__DIRECTIONS FOR THIS TASK__: Leaving the pictures aside, reproduce the data in full and word for word.

Collection entries
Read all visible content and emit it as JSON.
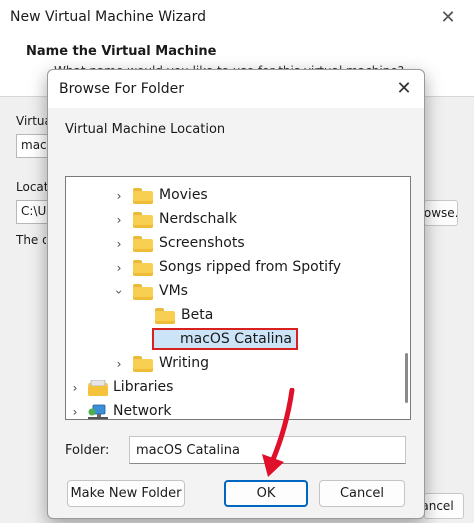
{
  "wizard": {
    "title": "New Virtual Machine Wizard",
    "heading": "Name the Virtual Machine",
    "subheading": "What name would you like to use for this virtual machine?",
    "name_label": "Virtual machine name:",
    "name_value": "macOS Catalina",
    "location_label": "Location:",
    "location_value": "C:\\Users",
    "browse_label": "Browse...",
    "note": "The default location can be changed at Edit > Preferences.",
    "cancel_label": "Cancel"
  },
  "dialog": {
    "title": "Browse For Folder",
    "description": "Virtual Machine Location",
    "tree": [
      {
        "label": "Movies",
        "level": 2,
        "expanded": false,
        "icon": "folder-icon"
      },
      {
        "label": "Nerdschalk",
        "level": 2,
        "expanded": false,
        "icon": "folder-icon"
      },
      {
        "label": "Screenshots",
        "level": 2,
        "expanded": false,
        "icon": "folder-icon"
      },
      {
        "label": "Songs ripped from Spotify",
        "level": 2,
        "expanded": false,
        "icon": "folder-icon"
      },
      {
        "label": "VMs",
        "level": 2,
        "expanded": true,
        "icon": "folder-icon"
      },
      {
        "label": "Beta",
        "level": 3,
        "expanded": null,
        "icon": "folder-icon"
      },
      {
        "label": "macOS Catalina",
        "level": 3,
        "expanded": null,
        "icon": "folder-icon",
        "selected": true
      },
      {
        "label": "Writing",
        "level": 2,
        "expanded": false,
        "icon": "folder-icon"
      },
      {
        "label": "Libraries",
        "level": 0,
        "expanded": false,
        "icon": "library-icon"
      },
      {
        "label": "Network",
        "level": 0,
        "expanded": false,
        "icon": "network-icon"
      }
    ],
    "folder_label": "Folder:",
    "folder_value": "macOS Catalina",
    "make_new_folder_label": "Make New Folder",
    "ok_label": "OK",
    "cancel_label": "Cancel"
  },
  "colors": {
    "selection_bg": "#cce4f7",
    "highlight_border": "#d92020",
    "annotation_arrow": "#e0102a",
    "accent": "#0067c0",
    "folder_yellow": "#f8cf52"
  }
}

__WRITTEN SOLUTION__:
Read all visible content and emit it as JSON.
{
  "wizard": {
    "title": "New Virtual Machine Wizard",
    "heading": "Name the Virtual Machine",
    "subheading": "What name would you like to use for this virtual machine?",
    "name_label": "Virtual machine name:",
    "name_value": "macOS Catalina",
    "location_label": "Location:",
    "location_value": "C:\\Users",
    "browse_label": "Browse...",
    "note": "The default location can be changed at Edit > Preferences.",
    "cancel_label": "Cancel"
  },
  "dialog": {
    "title": "Browse For Folder",
    "description": "Virtual Machine Location",
    "tree": [
      {
        "label": "Movies",
        "level": 2,
        "expanded": false,
        "icon": "folder-icon"
      },
      {
        "label": "Nerdschalk",
        "level": 2,
        "expanded": false,
        "icon": "folder-icon"
      },
      {
        "label": "Screenshots",
        "level": 2,
        "expanded": false,
        "icon": "folder-icon"
      },
      {
        "label": "Songs ripped from Spotify",
        "level": 2,
        "expanded": false,
        "icon": "folder-icon"
      },
      {
        "label": "VMs",
        "level": 2,
        "expanded": true,
        "icon": "folder-icon"
      },
      {
        "label": "Beta",
        "level": 3,
        "expanded": null,
        "icon": "folder-icon"
      },
      {
        "label": "macOS Catalina",
        "level": 3,
        "expanded": null,
        "icon": "folder-icon",
        "selected": true
      },
      {
        "label": "Writing",
        "level": 2,
        "expanded": false,
        "icon": "folder-icon"
      },
      {
        "label": "Libraries",
        "level": 0,
        "expanded": false,
        "icon": "library-icon"
      },
      {
        "label": "Network",
        "level": 0,
        "expanded": false,
        "icon": "network-icon"
      }
    ],
    "folder_label": "Folder:",
    "folder_value": "macOS Catalina",
    "make_new_folder_label": "Make New Folder",
    "ok_label": "OK",
    "cancel_label": "Cancel"
  },
  "colors": {
    "selection_bg": "#cce4f7",
    "highlight_border": "#d92020",
    "annotation_arrow": "#e0102a",
    "accent": "#0067c0",
    "folder_yellow": "#f8cf52"
  }
}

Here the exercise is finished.